Our choice to keep moving in the direction God is leading even as we experience suffering, combined with the access by faith in Jesus to God’s grace; these together are the means by which we co-labor with God in our transformation. God gives the strength to persevere as we choose to allow even suffering to be a venue in which we stand in God’s grace. Those co-laboring choices are what lead to change and moral development in us, what lead to what Paul calls development of our character.

I don’t mean what I am going to say to be a statement of taking sides; I mean this only as an example of what I have observed up close and personal as I have walked alongside our staff.

I have in my mind so many examples of Elizabeth Sherwood and Steve Fawver, of Michelle Akins and Nolan Staples, choosing in the midst of the difficulty of the last months to keep standing in the grace Christ gives them access to. I have watched them persevere in doing what Christ has asked them to do. With all kinds of reasons to run away or lash out, I have instead watched them draw more deeply from Christ and walk the path ahead of them.
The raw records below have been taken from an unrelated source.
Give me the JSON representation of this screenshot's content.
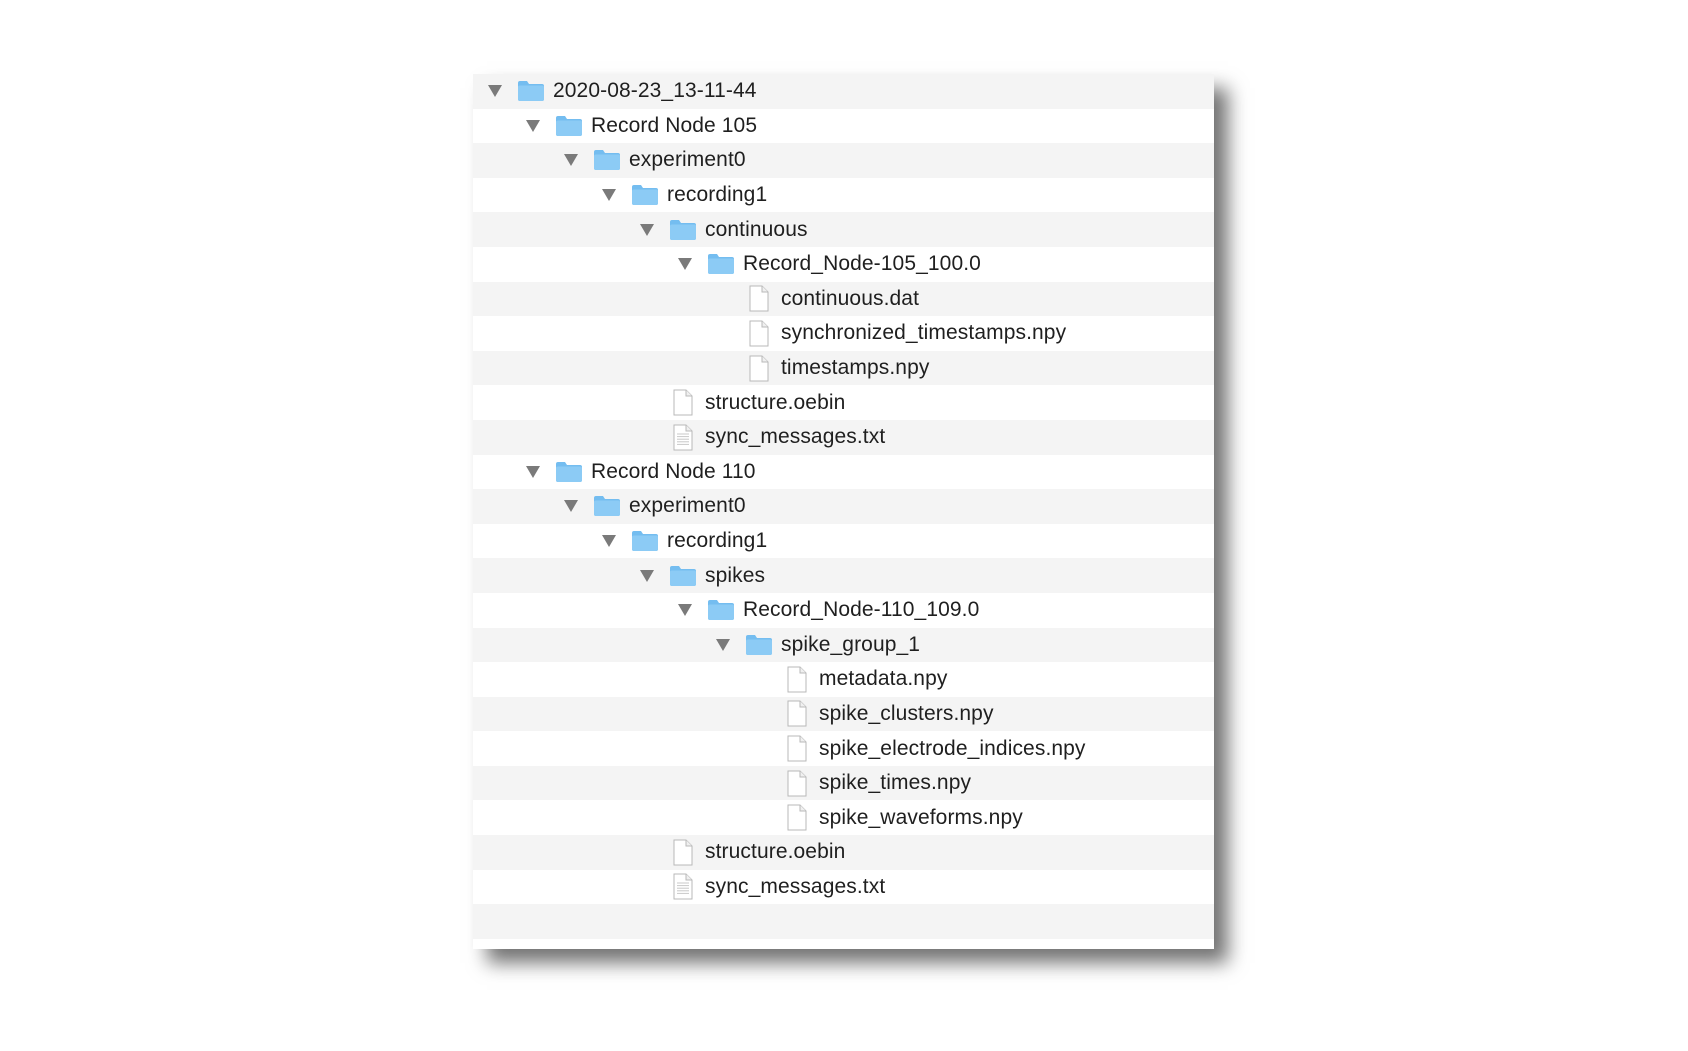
{
  "tree": {
    "rows": [
      {
        "label": "2020-08-23_13-11-44",
        "kind": "folder",
        "depth": 0,
        "expanded": true
      },
      {
        "label": "Record Node 105",
        "kind": "folder",
        "depth": 1,
        "expanded": true
      },
      {
        "label": "experiment0",
        "kind": "folder",
        "depth": 2,
        "expanded": true
      },
      {
        "label": "recording1",
        "kind": "folder",
        "depth": 3,
        "expanded": true
      },
      {
        "label": "continuous",
        "kind": "folder",
        "depth": 4,
        "expanded": true
      },
      {
        "label": "Record_Node-105_100.0",
        "kind": "folder",
        "depth": 5,
        "expanded": true
      },
      {
        "label": "continuous.dat",
        "kind": "file",
        "depth": 6
      },
      {
        "label": "synchronized_timestamps.npy",
        "kind": "file",
        "depth": 6
      },
      {
        "label": "timestamps.npy",
        "kind": "file",
        "depth": 6
      },
      {
        "label": "structure.oebin",
        "kind": "file",
        "depth": 4
      },
      {
        "label": "sync_messages.txt",
        "kind": "text-file",
        "depth": 4
      },
      {
        "label": "Record Node 110",
        "kind": "folder",
        "depth": 1,
        "expanded": true
      },
      {
        "label": "experiment0",
        "kind": "folder",
        "depth": 2,
        "expanded": true
      },
      {
        "label": "recording1",
        "kind": "folder",
        "depth": 3,
        "expanded": true
      },
      {
        "label": "spikes",
        "kind": "folder",
        "depth": 4,
        "expanded": true
      },
      {
        "label": "Record_Node-110_109.0",
        "kind": "folder",
        "depth": 5,
        "expanded": true
      },
      {
        "label": "spike_group_1",
        "kind": "folder",
        "depth": 6,
        "expanded": true
      },
      {
        "label": "metadata.npy",
        "kind": "file",
        "depth": 7
      },
      {
        "label": "spike_clusters.npy",
        "kind": "file",
        "depth": 7
      },
      {
        "label": "spike_electrode_indices.npy",
        "kind": "file",
        "depth": 7
      },
      {
        "label": "spike_times.npy",
        "kind": "file",
        "depth": 7
      },
      {
        "label": "spike_waveforms.npy",
        "kind": "file",
        "depth": 7
      },
      {
        "label": "structure.oebin",
        "kind": "file",
        "depth": 4
      },
      {
        "label": "sync_messages.txt",
        "kind": "text-file",
        "depth": 4
      }
    ]
  },
  "icons": {
    "folder": "folder-icon",
    "file": "document-icon",
    "text-file": "text-document-icon",
    "disclosure": "disclosure-triangle-down-icon"
  },
  "colors": {
    "folder_fill": "#8ccbf5",
    "folder_tab": "#74bdf0",
    "stripe": "#f4f4f4",
    "triangle": "#7a7a7a"
  }
}
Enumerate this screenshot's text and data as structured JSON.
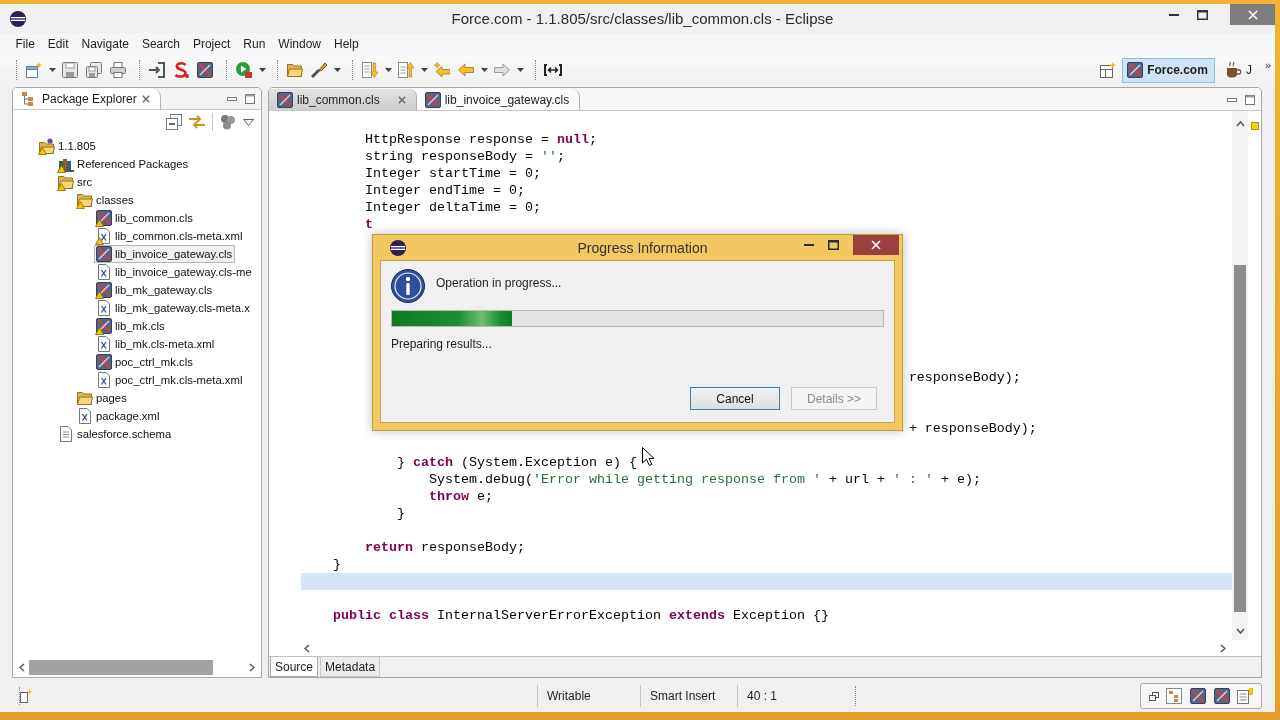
{
  "window": {
    "title": "Force.com - 1.1.805/src/classes/lib_common.cls - Eclipse"
  },
  "menu_bar": [
    "File",
    "Edit",
    "Navigate",
    "Search",
    "Project",
    "Run",
    "Window",
    "Help"
  ],
  "perspectives": {
    "items": [
      {
        "label": "Force.com",
        "kind": "apex",
        "selected": true
      },
      {
        "label": "J",
        "kind": "java",
        "selected": false
      }
    ],
    "overflow": "»"
  },
  "package_explorer": {
    "title": "Package Explorer",
    "tree": [
      {
        "label": "1.1.805",
        "kind": "project",
        "warning": true,
        "selected": false,
        "children": [
          {
            "label": "Referenced Packages",
            "kind": "library",
            "warning": true,
            "selected": false
          },
          {
            "label": "src",
            "kind": "folder",
            "warning": true,
            "selected": false,
            "children": [
              {
                "label": "classes",
                "kind": "folder",
                "warning": true,
                "selected": false,
                "children": [
                  {
                    "label": "lib_common.cls",
                    "kind": "apex-class",
                    "warning": true,
                    "selected": false
                  },
                  {
                    "label": "lib_common.cls-meta.xml",
                    "kind": "xml-file",
                    "warning": true,
                    "selected": false
                  },
                  {
                    "label": "lib_invoice_gateway.cls",
                    "kind": "apex-class",
                    "warning": false,
                    "selected": true
                  },
                  {
                    "label": "lib_invoice_gateway.cls-me",
                    "kind": "xml-file",
                    "warning": false,
                    "selected": false
                  },
                  {
                    "label": "lib_mk_gateway.cls",
                    "kind": "apex-class",
                    "warning": true,
                    "selected": false
                  },
                  {
                    "label": "lib_mk_gateway.cls-meta.x",
                    "kind": "xml-file",
                    "warning": false,
                    "selected": false
                  },
                  {
                    "label": "lib_mk.cls",
                    "kind": "apex-class",
                    "warning": true,
                    "selected": false
                  },
                  {
                    "label": "lib_mk.cls-meta.xml",
                    "kind": "xml-file",
                    "warning": false,
                    "selected": false
                  },
                  {
                    "label": "poc_ctrl_mk.cls",
                    "kind": "apex-class",
                    "warning": false,
                    "selected": false
                  },
                  {
                    "label": "poc_ctrl_mk.cls-meta.xml",
                    "kind": "xml-file",
                    "warning": false,
                    "selected": false
                  }
                ]
              },
              {
                "label": "pages",
                "kind": "folder",
                "warning": false,
                "selected": false
              },
              {
                "label": "package.xml",
                "kind": "xml-file",
                "warning": false,
                "selected": false
              }
            ]
          },
          {
            "label": "salesforce.schema",
            "kind": "schema-file",
            "warning": false,
            "selected": false
          }
        ]
      }
    ]
  },
  "editor": {
    "tabs": [
      {
        "label": "lib_common.cls",
        "selected": true
      },
      {
        "label": "lib_invoice_gateway.cls",
        "selected": false
      }
    ],
    "lines": [
      {
        "segments": [
          {
            "text": "        HttpResponse response = ",
            "kind": "plain"
          },
          {
            "text": "null",
            "kind": "keyword"
          },
          {
            "text": ";",
            "kind": "plain"
          }
        ],
        "current": false
      },
      {
        "segments": [
          {
            "text": "        string responseBody = ",
            "kind": "plain"
          },
          {
            "text": "''",
            "kind": "string"
          },
          {
            "text": ";",
            "kind": "plain"
          }
        ],
        "current": false
      },
      {
        "segments": [
          {
            "text": "        Integer startTime = 0;",
            "kind": "plain"
          }
        ],
        "current": false
      },
      {
        "segments": [
          {
            "text": "        Integer endTime = 0;",
            "kind": "plain"
          }
        ],
        "current": false
      },
      {
        "segments": [
          {
            "text": "        Integer deltaTime = 0;",
            "kind": "plain"
          }
        ],
        "current": false
      },
      {
        "segments": [
          {
            "text": "        t",
            "kind": "keyword"
          }
        ],
        "current": false
      },
      {
        "current": false
      },
      {
        "current": false
      },
      {
        "current": false
      },
      {
        "current": false
      },
      {
        "current": false
      },
      {
        "current": false
      },
      {
        "current": false
      },
      {
        "current": false
      },
      {
        "segments": [
          {
            "text": "                                                                            responseBody);",
            "kind": "plain"
          }
        ],
        "current": false
      },
      {
        "current": false
      },
      {
        "current": false
      },
      {
        "segments": [
          {
            "text": "                                                                            + responseBody);",
            "kind": "plain"
          }
        ],
        "current": false
      },
      {
        "current": false
      },
      {
        "segments": [
          {
            "text": "            } ",
            "kind": "plain"
          },
          {
            "text": "catch",
            "kind": "keyword"
          },
          {
            "text": " (System.Exception e) {",
            "kind": "plain"
          }
        ],
        "current": false
      },
      {
        "segments": [
          {
            "text": "                System.debug(",
            "kind": "plain"
          },
          {
            "text": "'Error while getting response from '",
            "kind": "string"
          },
          {
            "text": " + url + ",
            "kind": "plain"
          },
          {
            "text": "' : '",
            "kind": "string"
          },
          {
            "text": " + e);",
            "kind": "plain"
          }
        ],
        "current": false
      },
      {
        "segments": [
          {
            "text": "                throw",
            "kind": "keyword"
          },
          {
            "text": " e;",
            "kind": "plain"
          }
        ],
        "current": false
      },
      {
        "segments": [
          {
            "text": "            }",
            "kind": "plain"
          }
        ],
        "current": false
      },
      {
        "current": false
      },
      {
        "segments": [
          {
            "text": "        return",
            "kind": "keyword"
          },
          {
            "text": " responseBody;",
            "kind": "plain"
          }
        ],
        "current": false
      },
      {
        "segments": [
          {
            "text": "    }",
            "kind": "plain"
          }
        ],
        "current": false
      },
      {
        "current": true
      },
      {
        "current": false
      },
      {
        "segments": [
          {
            "text": "    public class",
            "kind": "keyword"
          },
          {
            "text": " InternalServerErrorException ",
            "kind": "plain"
          },
          {
            "text": "extends",
            "kind": "keyword"
          },
          {
            "text": " Exception {}",
            "kind": "plain"
          }
        ],
        "current": false
      }
    ],
    "bottom_tabs": [
      {
        "label": "Source",
        "selected": true
      },
      {
        "label": "Metadata",
        "selected": false
      }
    ]
  },
  "progress_dialog": {
    "title": "Progress Information",
    "message": "Operation in progress...",
    "level": 0.245,
    "status": "Preparing results...",
    "buttons": [
      {
        "label": "Cancel",
        "focused": true,
        "disabled": false
      },
      {
        "label": "Details >>",
        "focused": false,
        "disabled": true
      }
    ]
  },
  "status_bar": {
    "fields": [
      "Writable",
      "Smart Insert",
      "40 : 1"
    ]
  }
}
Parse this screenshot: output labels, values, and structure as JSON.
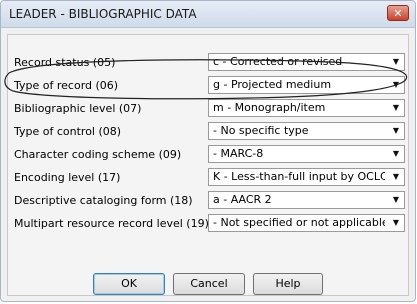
{
  "dialog": {
    "title": "LEADER - BIBLIOGRAPHIC DATA",
    "close_glyph": "✕"
  },
  "fields": [
    {
      "label": "Record status (05)",
      "value": "c - Corrected or revised"
    },
    {
      "label": "Type of record (06)",
      "value": "g - Projected medium"
    },
    {
      "label": "Bibliographic level (07)",
      "value": "m - Monograph/item"
    },
    {
      "label": "Type of control (08)",
      "value": "- No specific type"
    },
    {
      "label": "Character coding scheme (09)",
      "value": "- MARC-8"
    },
    {
      "label": "Encoding level (17)",
      "value": "K - Less-than-full input by OCLC par"
    },
    {
      "label": "Descriptive cataloging form (18)",
      "value": "a - AACR 2"
    },
    {
      "label": "Multipart resource record level (19)",
      "value": "- Not specified or not applicable"
    }
  ],
  "buttons": {
    "ok_label": "OK",
    "cancel_label": "Cancel",
    "help_label": "Help"
  },
  "icons": {
    "dropdown_arrow": "▼"
  },
  "colors": {
    "close_button": "#c9412b",
    "titlebar": "#cfdbea"
  }
}
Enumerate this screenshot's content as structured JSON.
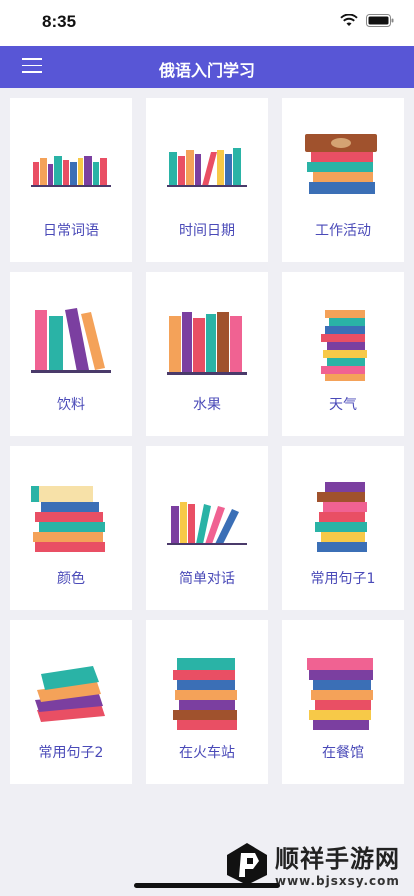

Christ has enabled them to persevere beautifully. I name and honor Christ’s work in them. I thank God for and I celebrate the exemplary character I see in them, character forged by the Holy Spirit…character which brings hope, just as Paul writes! Hope in them…and hope for me as I see Christ in them.

This is good news! And it is practical news. And it is time-tested and people-tested news.

The peace we have with God through Jesus Christ, the access we have to stand in the grace and presence of God in the Holy Spirit…it is real. It is transformative. It is powerful. And it is marked by character and hope and the love of God.

I see it. I celebrate it! Paul’s words here and my observation of Christ’s work in the team and in so many others over so many years encourage and challenge me to live in this myself. To not avoid suffering or let it discourage me or paralyze me or cause me to settle, but rather to let it challenge me to hold even more tightly to the hand of Jesus as he leads.

It challenges me to walk alongside Jesus, to ask for and look for the perseverance that God will bring; perseverance to continue in obedience and faithfulness. I hope for and long for and ask for God to build character and hope in me!

And I celebrate what Paul says: that “God’s love has been poured out into our hearts through the Holy Spirit, who has been given to us.”

May God bring perseverance and character and hope to all of us! May we walk where Christ leads into the grace where we can stand and live. And may God’s love pour over us, dwell in us, and overflow to others!